(Task to complete) Where does the string "time" occur in the records below? Copy every line that holds it.

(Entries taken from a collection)
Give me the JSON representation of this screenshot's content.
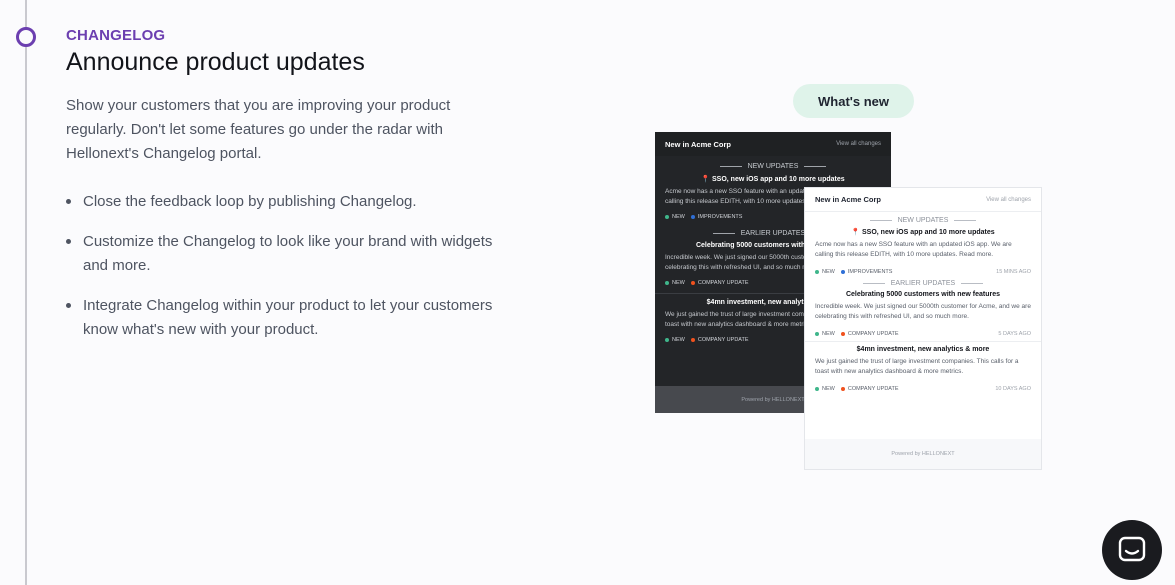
{
  "section": {
    "eyebrow": "CHANGELOG",
    "title": "Announce product updates",
    "description": "Show your customers that you are improving your product regularly. Don't let some features go under the radar with Hellonext's Changelog portal.",
    "bullets": [
      "Close the feedback loop by publishing Changelog.",
      "Customize the Changelog to look like your brand with widgets and more.",
      "Integrate Changelog within your product to let your customers know what's new with your product."
    ]
  },
  "preview": {
    "pill_label": "What's new",
    "dark_card": {
      "brand": "New in Acme Corp",
      "view_all": "View all changes",
      "new_updates_label": "NEW UPDATES",
      "earlier_updates_label": "EARLIER UPDATES",
      "posts": [
        {
          "title": "📍 SSO, new iOS app and 10 more updates",
          "body": "Acme now has a new SSO feature with an updated iOS app. We are calling this release EDITH, with 10 more updates.",
          "tags": [
            "NEW",
            "IMPROVEMENTS"
          ]
        },
        {
          "title": "Celebrating 5000 customers with new features",
          "body": "Incredible week. We just signed our 5000th customer for Acme, and we are celebrating this with refreshed UI, and so much more.",
          "tags": [
            "NEW",
            "COMPANY UPDATE"
          ]
        },
        {
          "title": "$4mn investment, new analytics & more",
          "body": "We just gained the trust of large investment companies. This calls for a toast with new analytics dashboard & more metrics.",
          "tags": [
            "NEW",
            "COMPANY UPDATE"
          ]
        }
      ],
      "footer_prefix": "Powered by",
      "footer_brand": "HELLONEXT"
    },
    "light_card": {
      "brand": "New in Acme Corp",
      "view_all": "View all changes",
      "new_updates_label": "NEW UPDATES",
      "earlier_updates_label": "EARLIER UPDATES",
      "posts": [
        {
          "title": "📍 SSO, new iOS app and 10 more updates",
          "body": "Acme now has a new SSO feature with an updated iOS app. We are calling this release EDITH, with 10 more updates. Read more.",
          "tags": [
            "NEW",
            "IMPROVEMENTS"
          ],
          "time": "15 MINS AGO"
        },
        {
          "title": "Celebrating 5000 customers with new features",
          "body": "Incredible week. We just signed our 5000th customer for Acme, and we are celebrating this with refreshed UI, and so much more.",
          "tags": [
            "NEW",
            "COMPANY UPDATE"
          ],
          "time": "5 DAYS AGO"
        },
        {
          "title": "$4mn investment, new analytics & more",
          "body": "We just gained the trust of large investment companies. This calls for a toast with new analytics dashboard & more metrics.",
          "tags": [
            "NEW",
            "COMPANY UPDATE"
          ],
          "time": "10 DAYS AGO"
        }
      ],
      "footer_prefix": "Powered by",
      "footer_brand": "HELLONEXT"
    },
    "tag_colors": {
      "NEW": "#3fb68b",
      "IMPROVEMENTS": "#2f6fd6",
      "COMPANY UPDATE": "#f0521e"
    }
  },
  "chat_widget": {
    "icon": "chat-bubble-icon"
  },
  "colors": {
    "accent": "#6c3fb0",
    "pill_bg": "#dff3ea"
  }
}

(Exercise response)
          "time": "15 MINS AGO"
          "time": "5 DAYS AGO"
          "time": "10 DAYS AGO"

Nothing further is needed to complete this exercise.